**Material shown:**
- Opening Delimiter -

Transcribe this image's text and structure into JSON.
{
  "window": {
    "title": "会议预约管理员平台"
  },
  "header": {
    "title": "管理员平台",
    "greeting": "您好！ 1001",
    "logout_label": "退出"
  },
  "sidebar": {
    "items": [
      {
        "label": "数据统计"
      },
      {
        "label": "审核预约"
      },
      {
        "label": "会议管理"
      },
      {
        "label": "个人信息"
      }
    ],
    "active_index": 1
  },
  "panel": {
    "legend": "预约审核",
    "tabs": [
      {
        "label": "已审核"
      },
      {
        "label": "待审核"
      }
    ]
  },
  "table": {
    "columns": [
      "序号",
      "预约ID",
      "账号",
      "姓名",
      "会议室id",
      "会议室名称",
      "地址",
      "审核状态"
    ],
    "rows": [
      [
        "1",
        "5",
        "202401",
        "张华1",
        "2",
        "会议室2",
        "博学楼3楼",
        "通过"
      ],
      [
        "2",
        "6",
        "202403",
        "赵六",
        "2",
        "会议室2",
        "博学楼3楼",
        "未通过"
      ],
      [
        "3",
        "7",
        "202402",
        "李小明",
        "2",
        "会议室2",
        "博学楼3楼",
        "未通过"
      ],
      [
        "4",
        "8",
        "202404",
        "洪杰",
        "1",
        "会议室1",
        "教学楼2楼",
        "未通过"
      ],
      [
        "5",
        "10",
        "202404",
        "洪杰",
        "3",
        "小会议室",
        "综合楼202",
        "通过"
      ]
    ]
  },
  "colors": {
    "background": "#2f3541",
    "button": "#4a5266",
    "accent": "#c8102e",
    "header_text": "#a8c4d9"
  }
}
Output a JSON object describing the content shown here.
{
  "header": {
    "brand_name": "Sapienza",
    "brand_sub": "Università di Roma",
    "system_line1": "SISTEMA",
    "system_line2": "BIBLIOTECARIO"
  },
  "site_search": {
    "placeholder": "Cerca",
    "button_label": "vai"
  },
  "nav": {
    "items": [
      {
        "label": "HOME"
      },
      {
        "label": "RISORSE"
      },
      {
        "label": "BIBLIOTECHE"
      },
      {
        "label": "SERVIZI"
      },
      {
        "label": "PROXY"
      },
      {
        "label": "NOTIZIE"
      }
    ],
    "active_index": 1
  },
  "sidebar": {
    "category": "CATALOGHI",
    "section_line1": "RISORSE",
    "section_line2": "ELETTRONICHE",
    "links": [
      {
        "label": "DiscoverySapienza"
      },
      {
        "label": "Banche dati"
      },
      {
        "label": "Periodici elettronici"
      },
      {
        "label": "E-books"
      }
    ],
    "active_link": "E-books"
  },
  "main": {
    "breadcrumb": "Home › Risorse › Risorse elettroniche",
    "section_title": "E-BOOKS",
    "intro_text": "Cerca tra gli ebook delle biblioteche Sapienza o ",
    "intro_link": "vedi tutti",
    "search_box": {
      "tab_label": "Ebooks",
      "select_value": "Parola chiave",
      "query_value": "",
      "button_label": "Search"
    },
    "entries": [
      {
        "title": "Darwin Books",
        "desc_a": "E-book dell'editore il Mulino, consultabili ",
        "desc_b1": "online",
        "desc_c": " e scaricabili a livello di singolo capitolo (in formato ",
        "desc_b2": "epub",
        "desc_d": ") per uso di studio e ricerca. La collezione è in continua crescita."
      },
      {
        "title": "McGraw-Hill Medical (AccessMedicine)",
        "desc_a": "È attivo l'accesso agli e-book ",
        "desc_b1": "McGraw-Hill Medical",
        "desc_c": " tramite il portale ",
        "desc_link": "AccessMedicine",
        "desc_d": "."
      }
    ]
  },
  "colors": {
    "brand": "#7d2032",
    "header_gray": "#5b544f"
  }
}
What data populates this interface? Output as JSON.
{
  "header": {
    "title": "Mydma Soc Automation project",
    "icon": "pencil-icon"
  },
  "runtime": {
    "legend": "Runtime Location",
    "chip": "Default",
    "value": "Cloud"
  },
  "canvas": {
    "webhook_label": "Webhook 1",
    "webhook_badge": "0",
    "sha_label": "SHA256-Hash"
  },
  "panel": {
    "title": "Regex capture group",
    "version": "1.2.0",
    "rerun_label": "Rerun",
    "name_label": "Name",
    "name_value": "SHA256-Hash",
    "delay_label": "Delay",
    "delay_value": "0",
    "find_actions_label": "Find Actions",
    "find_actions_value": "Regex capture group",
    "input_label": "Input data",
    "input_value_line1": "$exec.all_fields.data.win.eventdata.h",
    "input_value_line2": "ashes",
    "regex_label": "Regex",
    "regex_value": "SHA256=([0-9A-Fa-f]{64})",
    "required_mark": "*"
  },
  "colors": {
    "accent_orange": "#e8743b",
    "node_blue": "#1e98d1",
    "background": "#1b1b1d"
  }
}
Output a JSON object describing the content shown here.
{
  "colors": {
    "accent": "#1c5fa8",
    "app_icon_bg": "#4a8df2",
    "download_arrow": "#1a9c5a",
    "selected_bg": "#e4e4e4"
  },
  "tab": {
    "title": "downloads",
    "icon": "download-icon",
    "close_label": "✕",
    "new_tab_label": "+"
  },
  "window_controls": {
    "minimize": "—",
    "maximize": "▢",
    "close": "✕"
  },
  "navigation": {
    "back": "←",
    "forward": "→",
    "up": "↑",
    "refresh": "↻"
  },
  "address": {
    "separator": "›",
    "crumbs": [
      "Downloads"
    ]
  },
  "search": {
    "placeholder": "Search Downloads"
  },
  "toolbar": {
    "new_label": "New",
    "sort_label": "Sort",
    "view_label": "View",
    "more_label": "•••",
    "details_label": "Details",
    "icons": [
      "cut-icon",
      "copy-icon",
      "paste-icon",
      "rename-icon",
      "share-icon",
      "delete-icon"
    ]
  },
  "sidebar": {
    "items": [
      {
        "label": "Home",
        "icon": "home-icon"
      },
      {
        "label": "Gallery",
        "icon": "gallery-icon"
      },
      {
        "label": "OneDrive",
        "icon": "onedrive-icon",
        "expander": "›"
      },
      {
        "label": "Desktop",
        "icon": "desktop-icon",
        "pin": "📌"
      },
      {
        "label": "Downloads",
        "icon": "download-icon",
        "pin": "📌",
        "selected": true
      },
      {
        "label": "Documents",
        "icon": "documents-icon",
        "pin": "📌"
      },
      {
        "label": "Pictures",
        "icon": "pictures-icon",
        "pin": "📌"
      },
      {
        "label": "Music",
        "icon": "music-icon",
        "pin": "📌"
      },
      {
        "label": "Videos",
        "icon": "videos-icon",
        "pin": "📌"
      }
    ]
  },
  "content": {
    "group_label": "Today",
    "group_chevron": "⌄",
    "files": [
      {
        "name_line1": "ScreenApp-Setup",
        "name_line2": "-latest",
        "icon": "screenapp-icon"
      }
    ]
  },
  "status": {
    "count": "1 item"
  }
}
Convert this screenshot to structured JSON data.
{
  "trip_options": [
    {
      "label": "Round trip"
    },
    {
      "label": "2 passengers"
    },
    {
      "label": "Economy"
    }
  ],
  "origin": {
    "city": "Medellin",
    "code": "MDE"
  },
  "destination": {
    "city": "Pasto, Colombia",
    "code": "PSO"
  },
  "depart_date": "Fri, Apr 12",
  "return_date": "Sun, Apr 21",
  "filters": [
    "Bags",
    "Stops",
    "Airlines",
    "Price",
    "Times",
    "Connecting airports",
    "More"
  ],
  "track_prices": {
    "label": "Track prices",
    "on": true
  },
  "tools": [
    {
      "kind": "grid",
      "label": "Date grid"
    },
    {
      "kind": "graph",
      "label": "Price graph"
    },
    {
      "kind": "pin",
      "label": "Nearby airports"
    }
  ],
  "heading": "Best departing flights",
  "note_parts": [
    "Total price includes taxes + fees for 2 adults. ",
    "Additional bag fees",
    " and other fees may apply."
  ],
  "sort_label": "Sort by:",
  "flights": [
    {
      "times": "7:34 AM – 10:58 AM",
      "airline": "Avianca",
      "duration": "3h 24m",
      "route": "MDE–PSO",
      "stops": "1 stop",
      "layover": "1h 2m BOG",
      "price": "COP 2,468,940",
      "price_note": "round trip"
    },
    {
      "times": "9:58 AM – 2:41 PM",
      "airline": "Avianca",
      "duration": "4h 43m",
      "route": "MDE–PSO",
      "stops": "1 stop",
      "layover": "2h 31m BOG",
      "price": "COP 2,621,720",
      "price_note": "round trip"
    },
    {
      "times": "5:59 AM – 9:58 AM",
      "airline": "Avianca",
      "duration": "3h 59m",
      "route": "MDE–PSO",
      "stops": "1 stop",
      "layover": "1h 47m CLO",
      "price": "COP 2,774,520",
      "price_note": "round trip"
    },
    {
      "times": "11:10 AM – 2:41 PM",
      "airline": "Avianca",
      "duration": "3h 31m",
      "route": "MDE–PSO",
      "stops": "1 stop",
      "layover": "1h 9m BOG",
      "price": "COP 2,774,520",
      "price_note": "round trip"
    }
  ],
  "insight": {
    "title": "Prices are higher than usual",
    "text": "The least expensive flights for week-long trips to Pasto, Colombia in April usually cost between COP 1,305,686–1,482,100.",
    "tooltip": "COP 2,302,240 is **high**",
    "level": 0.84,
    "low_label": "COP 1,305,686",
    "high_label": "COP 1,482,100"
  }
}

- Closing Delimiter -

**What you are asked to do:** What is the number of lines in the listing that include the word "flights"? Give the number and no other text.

**Reply:** 3